Website and app data records
== Segment start ==

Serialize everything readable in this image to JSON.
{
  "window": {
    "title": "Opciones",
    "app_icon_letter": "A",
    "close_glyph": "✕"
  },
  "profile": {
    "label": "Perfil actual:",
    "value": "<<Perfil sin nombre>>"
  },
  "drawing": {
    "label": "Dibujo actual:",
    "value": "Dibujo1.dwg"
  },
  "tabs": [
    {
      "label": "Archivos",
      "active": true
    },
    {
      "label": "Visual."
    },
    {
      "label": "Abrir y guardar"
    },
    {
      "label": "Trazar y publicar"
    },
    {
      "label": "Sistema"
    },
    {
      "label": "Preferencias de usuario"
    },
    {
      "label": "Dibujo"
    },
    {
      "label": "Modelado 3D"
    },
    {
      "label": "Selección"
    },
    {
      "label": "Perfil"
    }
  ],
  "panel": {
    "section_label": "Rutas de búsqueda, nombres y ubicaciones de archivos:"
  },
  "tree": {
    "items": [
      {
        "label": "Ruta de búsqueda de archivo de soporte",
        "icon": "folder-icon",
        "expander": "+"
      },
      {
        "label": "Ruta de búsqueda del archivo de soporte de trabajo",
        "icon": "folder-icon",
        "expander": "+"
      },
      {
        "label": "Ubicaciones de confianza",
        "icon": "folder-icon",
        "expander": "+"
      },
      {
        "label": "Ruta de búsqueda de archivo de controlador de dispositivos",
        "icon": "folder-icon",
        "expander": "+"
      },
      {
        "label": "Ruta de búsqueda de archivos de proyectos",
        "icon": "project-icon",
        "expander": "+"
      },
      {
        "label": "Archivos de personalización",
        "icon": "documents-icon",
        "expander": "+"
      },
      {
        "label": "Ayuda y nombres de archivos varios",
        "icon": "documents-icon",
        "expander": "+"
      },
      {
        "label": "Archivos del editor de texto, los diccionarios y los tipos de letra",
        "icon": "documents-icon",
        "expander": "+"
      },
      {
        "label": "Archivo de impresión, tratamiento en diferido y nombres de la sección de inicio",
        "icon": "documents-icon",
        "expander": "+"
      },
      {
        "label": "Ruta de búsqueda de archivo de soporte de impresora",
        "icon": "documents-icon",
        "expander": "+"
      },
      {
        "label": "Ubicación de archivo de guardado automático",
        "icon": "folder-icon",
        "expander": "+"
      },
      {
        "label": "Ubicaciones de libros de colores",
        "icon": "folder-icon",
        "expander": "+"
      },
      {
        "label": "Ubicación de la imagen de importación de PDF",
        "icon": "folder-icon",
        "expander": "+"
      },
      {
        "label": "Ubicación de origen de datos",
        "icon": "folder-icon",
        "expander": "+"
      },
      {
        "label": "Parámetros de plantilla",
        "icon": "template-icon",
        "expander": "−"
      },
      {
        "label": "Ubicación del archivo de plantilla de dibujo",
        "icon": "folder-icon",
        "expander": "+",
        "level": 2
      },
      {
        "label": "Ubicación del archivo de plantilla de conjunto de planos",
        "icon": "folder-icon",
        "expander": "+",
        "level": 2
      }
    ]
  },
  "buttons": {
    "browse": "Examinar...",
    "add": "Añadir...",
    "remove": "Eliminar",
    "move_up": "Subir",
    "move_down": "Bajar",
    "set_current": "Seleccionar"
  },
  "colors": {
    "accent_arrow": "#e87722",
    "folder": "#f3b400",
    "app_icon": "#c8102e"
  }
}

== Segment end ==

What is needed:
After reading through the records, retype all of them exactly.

Response to the task:
Serialize everything readable in this image to JSON.
{
  "window": {
    "title": "Opciones",
    "app_icon_letter": "A",
    "close_glyph": "✕"
  },
  "profile": {
    "label": "Perfil actual:",
    "value": "<<Perfil sin nombre>>"
  },
  "drawing": {
    "label": "Dibujo actual:",
    "value": "Dibujo1.dwg"
  },
  "tabs": [
    {
      "label": "Archivos",
      "active": true
    },
    {
      "label": "Visual."
    },
    {
      "label": "Abrir y guardar"
    },
    {
      "label": "Trazar y publicar"
    },
    {
      "label": "Sistema"
    },
    {
      "label": "Preferencias de usuario"
    },
    {
      "label": "Dibujo"
    },
    {
      "label": "Modelado 3D"
    },
    {
      "label": "Selección"
    },
    {
      "label": "Perfil"
    }
  ],
  "panel": {
    "section_label": "Rutas de búsqueda, nombres y ubicaciones de archivos:"
  },
  "tree": {
    "items": [
      {
        "label": "Ruta de búsqueda de archivo de soporte",
        "icon": "folder-icon",
        "expander": "+"
      },
      {
        "label": "Ruta de búsqueda del archivo de soporte de trabajo",
        "icon": "folder-icon",
        "expander": "+"
      },
      {
        "label": "Ubicaciones de confianza",
        "icon": "folder-icon",
        "expander": "+"
      },
      {
        "label": "Ruta de búsqueda de archivo de controlador de dispositivos",
        "icon": "folder-icon",
        "expander": "+"
      },
      {
        "label": "Ruta de búsqueda de archivos de proyectos",
        "icon": "project-icon",
        "expander": "+"
      },
      {
        "label": "Archivos de personalización",
        "icon": "documents-icon",
        "expander": "+"
      },
      {
        "label": "Ayuda y nombres de archivos varios",
        "icon": "documents-icon",
        "expander": "+"
      },
      {
        "label": "Archivos del editor de texto, los diccionarios y los tipos de letra",
        "icon": "documents-icon",
        "expander": "+"
      },
      {
        "label": "Archivo de impresión, tratamiento en diferido y nombres de la sección de inicio",
        "icon": "documents-icon",
        "expander": "+"
      },
      {
        "label": "Ruta de búsqueda de archivo de soporte de impresora",
        "icon": "documents-icon",
        "expander": "+"
      },
      {
        "label": "Ubicación de archivo de guardado automático",
        "icon": "folder-icon",
        "expander": "+"
      },
      {
        "label": "Ubicaciones de libros de colores",
        "icon": "folder-icon",
        "expander": "+"
      },
      {
        "label": "Ubicación de la imagen de importación de PDF",
        "icon": "folder-icon",
        "expander": "+"
      },
      {
        "label": "Ubicación de origen de datos",
        "icon": "folder-icon",
        "expander": "+"
      },
      {
        "label": "Parámetros de plantilla",
        "icon": "template-icon",
        "expander": "−"
      },
      {
        "label": "Ubicación del archivo de plantilla de dibujo",
        "icon": "folder-icon",
        "expander": "+",
        "level": 2
      },
      {
        "label": "Ubicación del archivo de plantilla de conjunto de planos",
        "icon": "folder-icon",
        "expander": "+",
        "level": 2
      }
    ]
  },
  "buttons": {
    "browse": "Examinar...",
    "add": "Añadir...",
    "remove": "Eliminar",
    "move_up": "Subir",
    "move_down": "Bajar",
    "set_current": "Seleccionar"
  },
  "colors": {
    "accent_arrow": "#e87722",
    "folder": "#f3b400",
    "app_icon": "#c8102e"
  }
}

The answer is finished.